• **What is expected**
Count the lines in the entries that contain the string "SELECTOR". State nothing but the number.

+++

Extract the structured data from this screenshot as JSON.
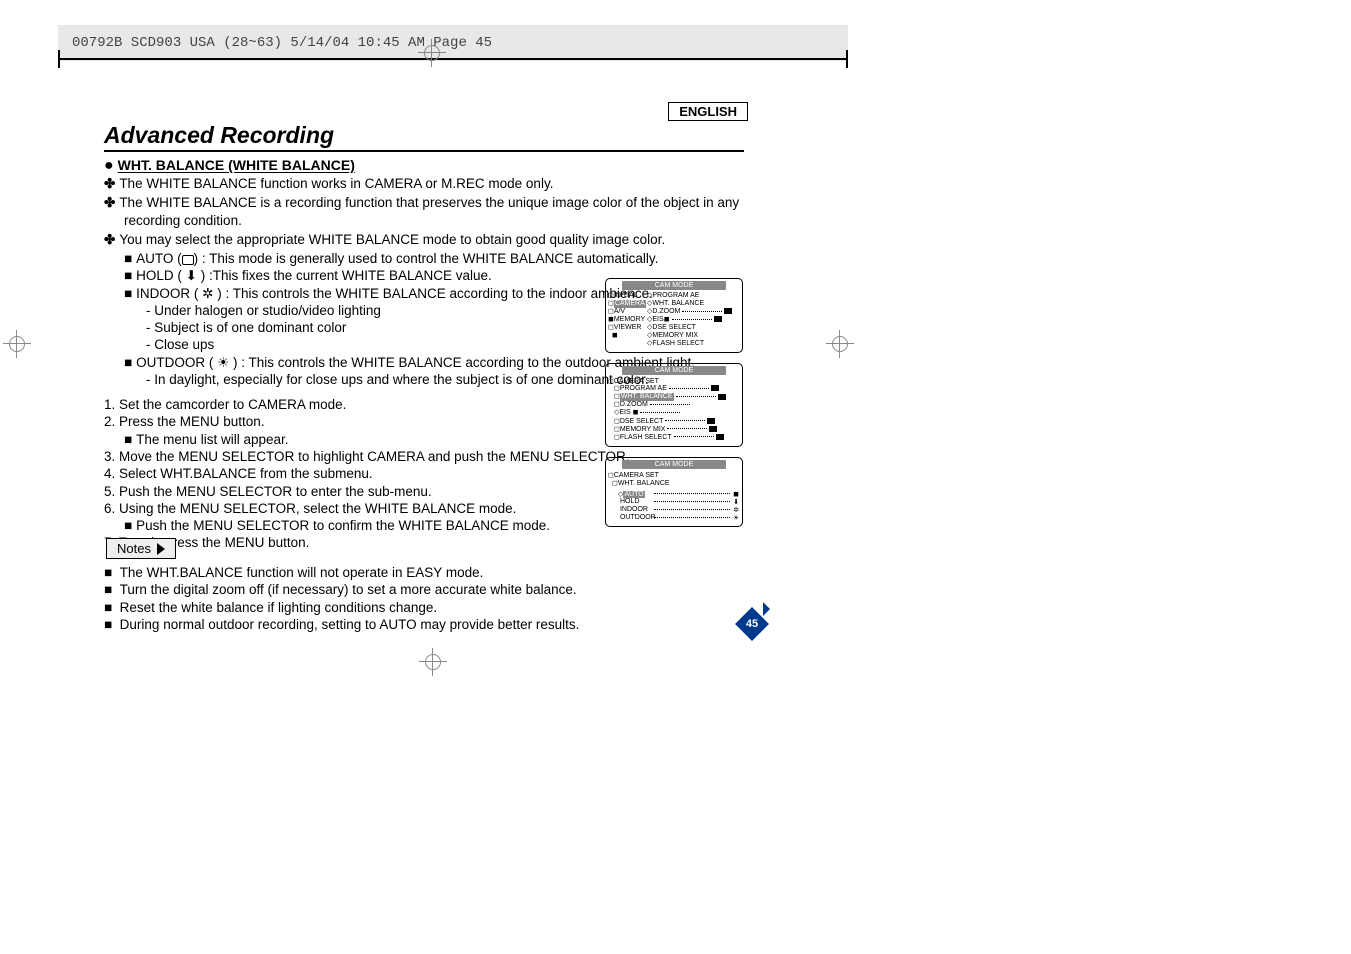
{
  "header_strip": "00792B SCD903 USA (28~63)  5/14/04 10:45 AM  Page 45",
  "lang": "ENGLISH",
  "title": "Advanced Recording",
  "section": "WHT. BALANCE (WHITE BALANCE)",
  "bullets": {
    "b1": "The WHITE BALANCE function works in CAMERA or M.REC mode only.",
    "b2": "The WHITE BALANCE is a recording function that preserves the unique image color of the object in any recording condition.",
    "b3": "You may select the appropriate WHITE BALANCE mode to obtain good quality image color.",
    "auto_pre": "AUTO (",
    "auto_post": ") : This mode is generally used to control the WHITE BALANCE automatically.",
    "hold": "HOLD ( ⬇ ) :This fixes the current WHITE BALANCE value.",
    "indoor": "INDOOR ( ✲ ) : This controls the WHITE BALANCE according to the indoor ambience.",
    "in1": "-   Under halogen or studio/video lighting",
    "in2": "-   Subject is of one dominant color",
    "in3": "-   Close ups",
    "outdoor": "OUTDOOR ( ☀ ) : This controls the WHITE BALANCE according to the outdoor ambient light.",
    "out1": "-   In daylight, especially for close ups and where the subject is of one dominant color."
  },
  "steps": {
    "s1": "1.  Set the camcorder to CAMERA mode.",
    "s2": "2.  Press the MENU button.",
    "s2a": "The menu list will appear.",
    "s3": "3.  Move the MENU SELECTOR to highlight CAMERA and push the MENU SELECTOR.",
    "s4": "4.  Select WHT.BALANCE from the submenu.",
    "s5": "5.  Push the MENU SELECTOR to enter the sub-menu.",
    "s6": "6.  Using the MENU SELECTOR, select the WHITE BALANCE mode.",
    "s6a": "Push the MENU SELECTOR to confirm the WHITE BALANCE mode.",
    "s7": "7.  To exit, press the MENU button."
  },
  "notes_label": "Notes",
  "notes": {
    "n1": "The WHT.BALANCE function will not operate in EASY mode.",
    "n2": "Turn the digital zoom off (if necessary) to set a more accurate white balance.",
    "n3": "Reset the white balance if lighting conditions change.",
    "n4": "During normal outdoor recording, setting to AUTO may provide better results."
  },
  "menus": {
    "cap": "CAM  MODE",
    "scr1_left": [
      "INITIAL",
      "CAMERA",
      "A/V",
      "MEMORY",
      "VIEWER"
    ],
    "scr1_right": [
      "PROGRAM AE",
      "WHT. BALANCE",
      "D.ZOOM",
      "EIS",
      "DSE SELECT",
      "MEMORY MIX",
      "FLASH SELECT"
    ],
    "scr2_head": "CAMERA SET",
    "scr2_list": [
      "PROGRAM AE",
      "WHT. BALANCE",
      "D.ZOOM",
      "EIS",
      "DSE SELECT",
      "MEMORY MIX",
      "FLASH SELECT"
    ],
    "scr3_head1": "CAMERA SET",
    "scr3_head2": "WHT. BALANCE",
    "scr3_opts": [
      "AUTO",
      "HOLD",
      "INDOOR",
      "OUTDOOR"
    ]
  },
  "page_number": "45"
}
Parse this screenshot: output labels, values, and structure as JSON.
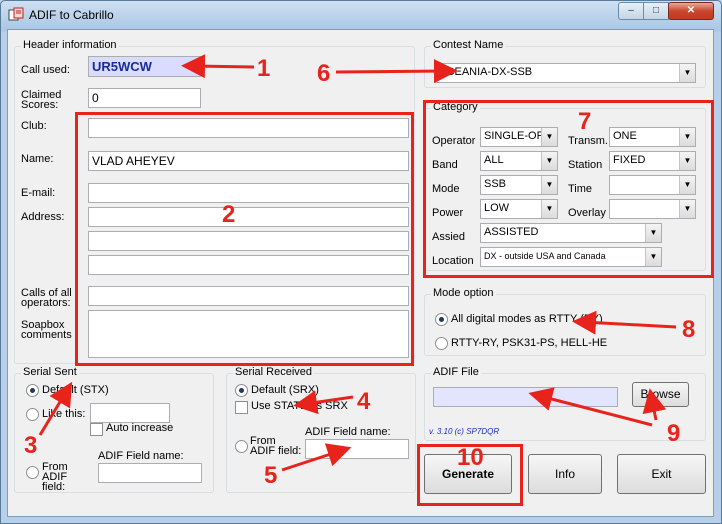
{
  "window": {
    "title": "ADIF to Cabrillo",
    "min_label": "–",
    "max_label": "□",
    "close_label": "✕"
  },
  "header": {
    "title": "Header information",
    "call_label": "Call used:",
    "call_value": "UR5WCW",
    "claimed_label": "Claimed Scores:",
    "claimed_value": "0",
    "club_label": "Club:",
    "club_value": "",
    "name_label": "Name:",
    "name_value": "VLAD AHEYEV",
    "email_label": "E-mail:",
    "address_label": "Address:",
    "calls_label": "Calls of all operators:",
    "soapbox_label": "Soapbox comments"
  },
  "contest": {
    "title": "Contest Name",
    "value": "OCEANIA-DX-SSB"
  },
  "category": {
    "title": "Category",
    "operator_label": "Operator",
    "operator_value": "SINGLE-OP",
    "band_label": "Band",
    "band_value": "ALL",
    "mode_label": "Mode",
    "mode_value": "SSB",
    "power_label": "Power",
    "power_value": "LOW",
    "assisted_label": "Assied",
    "assisted_value": "ASSISTED",
    "location_label": "Location",
    "location_value": "DX  - outside USA and Canada",
    "transm_label": "Transm.",
    "transm_value": "ONE",
    "station_label": "Station",
    "station_value": "FIXED",
    "time_label": "Time",
    "time_value": "",
    "overlay_label": "Overlay",
    "overlay_value": ""
  },
  "mode_option": {
    "title": "Mode option",
    "option1": "All digital modes as RTTY (RY)",
    "option2": "RTTY-RY, PSK31-PS, HELL-HE"
  },
  "serial_sent": {
    "title": "Serial Sent",
    "default_label": "Default (STX)",
    "like_label": "Like this:",
    "auto_label": "Auto increase",
    "from_adif_label": "From ADIF field:",
    "adif_field_label": "ADIF Field name:"
  },
  "serial_received": {
    "title": "Serial Received",
    "default_label": "Default (SRX)",
    "use_state_label": "Use STATE as SRX",
    "from_adif_label": "From ADIF field:",
    "adif_field_label": "ADIF Field name:"
  },
  "adif_file": {
    "title": "ADIF File",
    "value": "",
    "browse_label": "Browse",
    "version": "v. 3.10  (c)  SP7DQR"
  },
  "buttons": {
    "generate": "Generate",
    "info": "Info",
    "exit": "Exit"
  },
  "annotations": {
    "n1": "1",
    "n2": "2",
    "n3": "3",
    "n4": "4",
    "n5": "5",
    "n6": "6",
    "n7": "7",
    "n8": "8",
    "n9": "9",
    "n10": "10"
  },
  "colors": {
    "annotation": "#e8231c",
    "call_field_bg": "#d9dcff",
    "call_text": "#1a2b9a"
  }
}
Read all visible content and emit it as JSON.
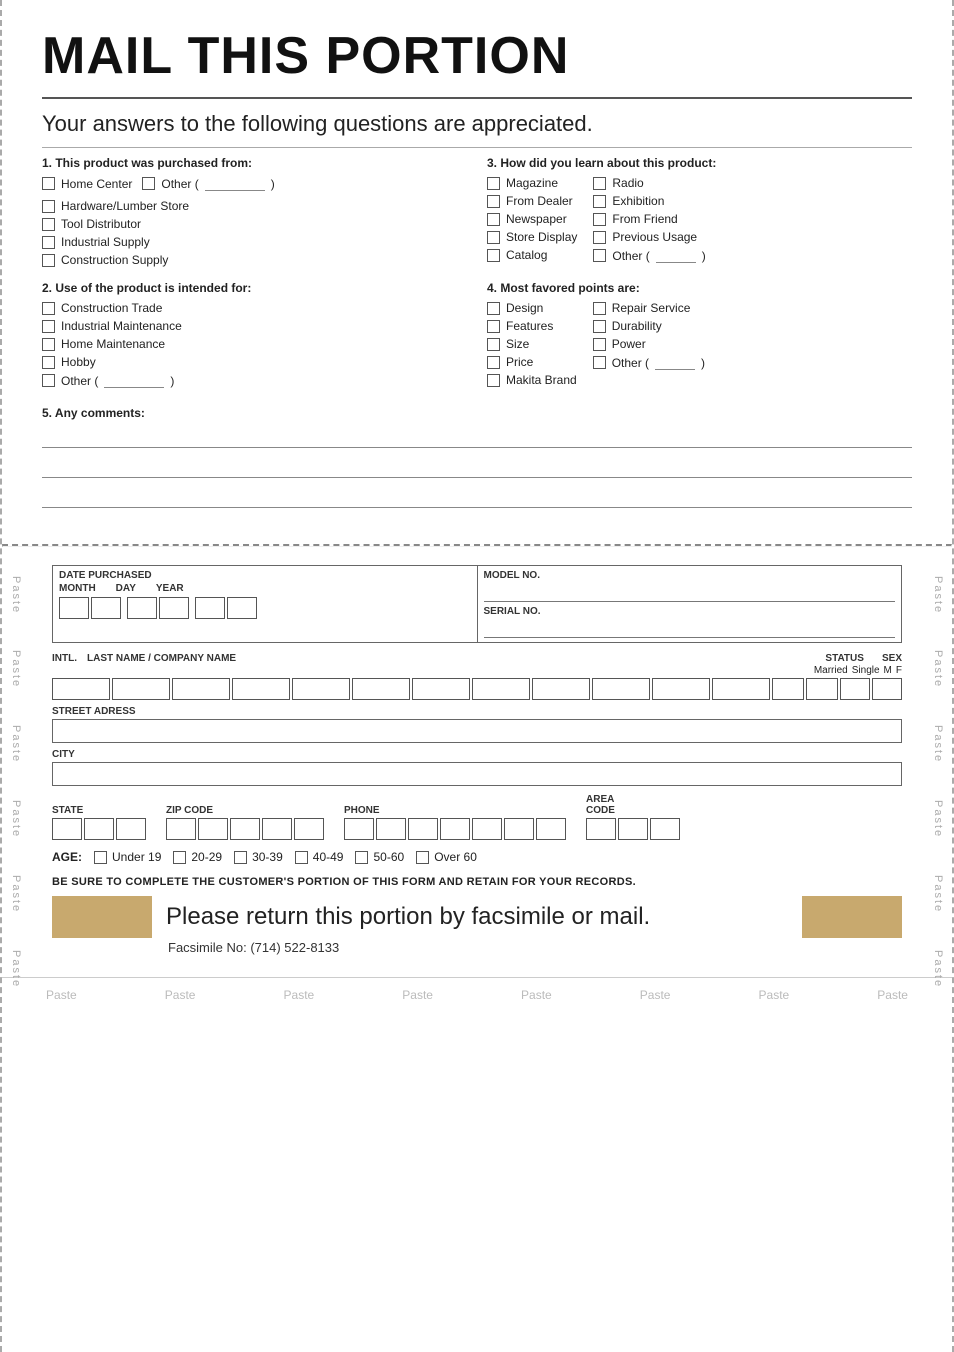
{
  "title": "MAIL THIS PORTION",
  "subtitle": "Your answers to the following questions are appreciated.",
  "question1": {
    "title": "1. This product was purchased from:",
    "items": [
      "Home Center",
      "Hardware/Lumber Store",
      "Tool Distributor",
      "Industrial Supply",
      "Construction Supply"
    ],
    "other_label": "Other (",
    "other_close": ")"
  },
  "question2": {
    "title": "2. Use of the product is intended for:",
    "items": [
      "Construction Trade",
      "Industrial Maintenance",
      "Home Maintenance",
      "Hobby"
    ],
    "other_label": "Other (",
    "other_close": ")"
  },
  "question3": {
    "title": "3. How did you learn about this product:",
    "col1": [
      "Magazine",
      "From Dealer",
      "Newspaper",
      "Store Display",
      "Catalog"
    ],
    "col2": [
      "Radio",
      "Exhibition",
      "From Friend",
      "Previous Usage"
    ],
    "other_label": "Other (",
    "other_close": ")"
  },
  "question4": {
    "title": "4. Most favored points are:",
    "col1": [
      "Design",
      "Features",
      "Size",
      "Price",
      "Makita Brand"
    ],
    "col2": [
      "Repair Service",
      "Durability",
      "Power"
    ],
    "other_label": "Other (",
    "other_close": ")"
  },
  "question5": {
    "title": "5. Any comments:"
  },
  "form": {
    "date_purchased": "DATE PURCHASED",
    "month_label": "MONTH",
    "day_label": "DAY",
    "year_label": "YEAR",
    "model_label": "MODEL NO.",
    "serial_label": "SERIAL NO.",
    "intl_label": "INTL.",
    "name_label": "LAST NAME / COMPANY NAME",
    "status_label": "STATUS",
    "sex_label": "SEX",
    "married_label": "Married",
    "single_label": "Single",
    "m_label": "M",
    "f_label": "F",
    "street_label": "STREET ADRESS",
    "city_label": "CITY",
    "state_label": "STATE",
    "zip_label": "ZIP CODE",
    "phone_label": "PHONE",
    "area_label": "AREA\nCODE",
    "age_label": "AGE:",
    "age_options": [
      "Under 19",
      "20-29",
      "30-39",
      "40-49",
      "50-60",
      "Over 60"
    ]
  },
  "retain_notice": "BE SURE TO COMPLETE THE CUSTOMER'S PORTION OF THIS FORM AND RETAIN FOR YOUR RECORDS.",
  "return_text": "Please return this portion by facsimile or mail.",
  "fax_text": "Facsimile No: (714) 522-8133",
  "paste_labels": [
    "Paste",
    "Paste",
    "Paste",
    "Paste",
    "Paste",
    "Paste",
    "Paste",
    "Paste"
  ],
  "side_paste_labels": [
    "Paste",
    "Paste",
    "Paste",
    "Paste",
    "Paste",
    "Paste"
  ]
}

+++

• **Finished exercise**
4